__TASK DETAILS__
Each entry, in full: reproduce it exactly.

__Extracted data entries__

*** Begin section ***

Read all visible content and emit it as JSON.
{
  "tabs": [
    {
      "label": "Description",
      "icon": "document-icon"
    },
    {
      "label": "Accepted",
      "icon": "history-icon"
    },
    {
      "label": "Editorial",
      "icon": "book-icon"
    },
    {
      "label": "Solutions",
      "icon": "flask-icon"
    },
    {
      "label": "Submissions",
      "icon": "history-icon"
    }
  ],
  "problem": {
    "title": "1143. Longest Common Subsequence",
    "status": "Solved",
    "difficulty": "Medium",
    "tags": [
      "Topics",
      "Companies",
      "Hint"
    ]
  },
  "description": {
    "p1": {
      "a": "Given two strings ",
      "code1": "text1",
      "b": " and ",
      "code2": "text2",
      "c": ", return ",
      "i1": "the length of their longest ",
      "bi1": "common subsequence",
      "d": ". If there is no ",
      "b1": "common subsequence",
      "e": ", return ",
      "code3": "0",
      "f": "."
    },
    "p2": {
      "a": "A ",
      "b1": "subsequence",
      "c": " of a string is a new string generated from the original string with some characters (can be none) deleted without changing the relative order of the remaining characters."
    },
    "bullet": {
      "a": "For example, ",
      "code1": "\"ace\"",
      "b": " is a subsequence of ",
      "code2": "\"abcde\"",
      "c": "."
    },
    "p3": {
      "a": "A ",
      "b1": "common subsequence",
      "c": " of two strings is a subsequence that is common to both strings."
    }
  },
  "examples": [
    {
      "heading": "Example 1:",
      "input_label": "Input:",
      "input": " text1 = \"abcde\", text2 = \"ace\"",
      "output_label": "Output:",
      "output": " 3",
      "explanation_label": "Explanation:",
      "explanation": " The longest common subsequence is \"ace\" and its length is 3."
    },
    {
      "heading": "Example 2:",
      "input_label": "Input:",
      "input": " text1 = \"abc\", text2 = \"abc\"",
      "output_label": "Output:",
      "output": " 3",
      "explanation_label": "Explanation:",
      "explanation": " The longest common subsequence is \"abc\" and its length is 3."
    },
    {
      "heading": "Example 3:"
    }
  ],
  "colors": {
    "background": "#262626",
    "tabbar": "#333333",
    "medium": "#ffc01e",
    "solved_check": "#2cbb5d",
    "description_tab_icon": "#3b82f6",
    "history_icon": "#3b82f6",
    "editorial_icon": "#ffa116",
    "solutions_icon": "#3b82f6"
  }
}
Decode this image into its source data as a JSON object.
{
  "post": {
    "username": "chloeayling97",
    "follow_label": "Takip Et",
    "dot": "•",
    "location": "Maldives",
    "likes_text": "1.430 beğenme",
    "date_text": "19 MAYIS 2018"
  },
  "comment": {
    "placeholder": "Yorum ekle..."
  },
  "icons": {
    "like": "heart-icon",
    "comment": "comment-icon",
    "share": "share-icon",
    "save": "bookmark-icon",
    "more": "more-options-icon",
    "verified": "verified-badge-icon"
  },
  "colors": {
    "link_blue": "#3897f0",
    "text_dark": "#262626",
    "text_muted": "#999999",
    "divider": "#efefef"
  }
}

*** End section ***

__ANSWER SPACE__
Read all visible content and emit it as JSON.
{
  "tabs": [
    {
      "label": "Description",
      "icon": "document-icon"
    },
    {
      "label": "Accepted",
      "icon": "history-icon"
    },
    {
      "label": "Editorial",
      "icon": "book-icon"
    },
    {
      "label": "Solutions",
      "icon": "flask-icon"
    },
    {
      "label": "Submissions",
      "icon": "history-icon"
    }
  ],
  "problem": {
    "title": "1143. Longest Common Subsequence",
    "status": "Solved",
    "difficulty": "Medium",
    "tags": [
      "Topics",
      "Companies",
      "Hint"
    ]
  },
  "description": {
    "p1": {
      "a": "Given two strings ",
      "code1": "text1",
      "b": " and ",
      "code2": "text2",
      "c": ", return ",
      "i1": "the length of their longest ",
      "bi1": "common subsequence",
      "d": ". If there is no ",
      "b1": "common subsequence",
      "e": ", return ",
      "code3": "0",
      "f": "."
    },
    "p2": {
      "a": "A ",
      "b1": "subsequence",
      "c": " of a string is a new string generated from the original string with some characters (can be none) deleted without changing the relative order of the remaining characters."
    },
    "bullet": {
      "a": "For example, ",
      "code1": "\"ace\"",
      "b": " is a subsequence of ",
      "code2": "\"abcde\"",
      "c": "."
    },
    "p3": {
      "a": "A ",
      "b1": "common subsequence",
      "c": " of two strings is a subsequence that is common to both strings."
    }
  },
  "examples": [
    {
      "heading": "Example 1:",
      "input_label": "Input:",
      "input": " text1 = \"abcde\", text2 = \"ace\"",
      "output_label": "Output:",
      "output": " 3",
      "explanation_label": "Explanation:",
      "explanation": " The longest common subsequence is \"ace\" and its length is 3."
    },
    {
      "heading": "Example 2:",
      "input_label": "Input:",
      "input": " text1 = \"abc\", text2 = \"abc\"",
      "output_label": "Output:",
      "output": " 3",
      "explanation_label": "Explanation:",
      "explanation": " The longest common subsequence is \"abc\" and its length is 3."
    },
    {
      "heading": "Example 3:"
    }
  ],
  "colors": {
    "background": "#262626",
    "tabbar": "#333333",
    "medium": "#ffc01e",
    "solved_check": "#2cbb5d",
    "description_tab_icon": "#3b82f6",
    "history_icon": "#3b82f6",
    "editorial_icon": "#ffa116",
    "solutions_icon": "#3b82f6"
  }
}
Decode this image into its source data as a JSON object.
{
  "post": {
    "username": "chloeayling97",
    "follow_label": "Takip Et",
    "dot": "•",
    "location": "Maldives",
    "likes_text": "1.430 beğenme",
    "date_text": "19 MAYIS 2018"
  },
  "comment": {
    "placeholder": "Yorum ekle..."
  },
  "icons": {
    "like": "heart-icon",
    "comment": "comment-icon",
    "share": "share-icon",
    "save": "bookmark-icon",
    "more": "more-options-icon",
    "verified": "verified-badge-icon"
  },
  "colors": {
    "link_blue": "#3897f0",
    "text_dark": "#262626",
    "text_muted": "#999999",
    "divider": "#efefef"
  }
}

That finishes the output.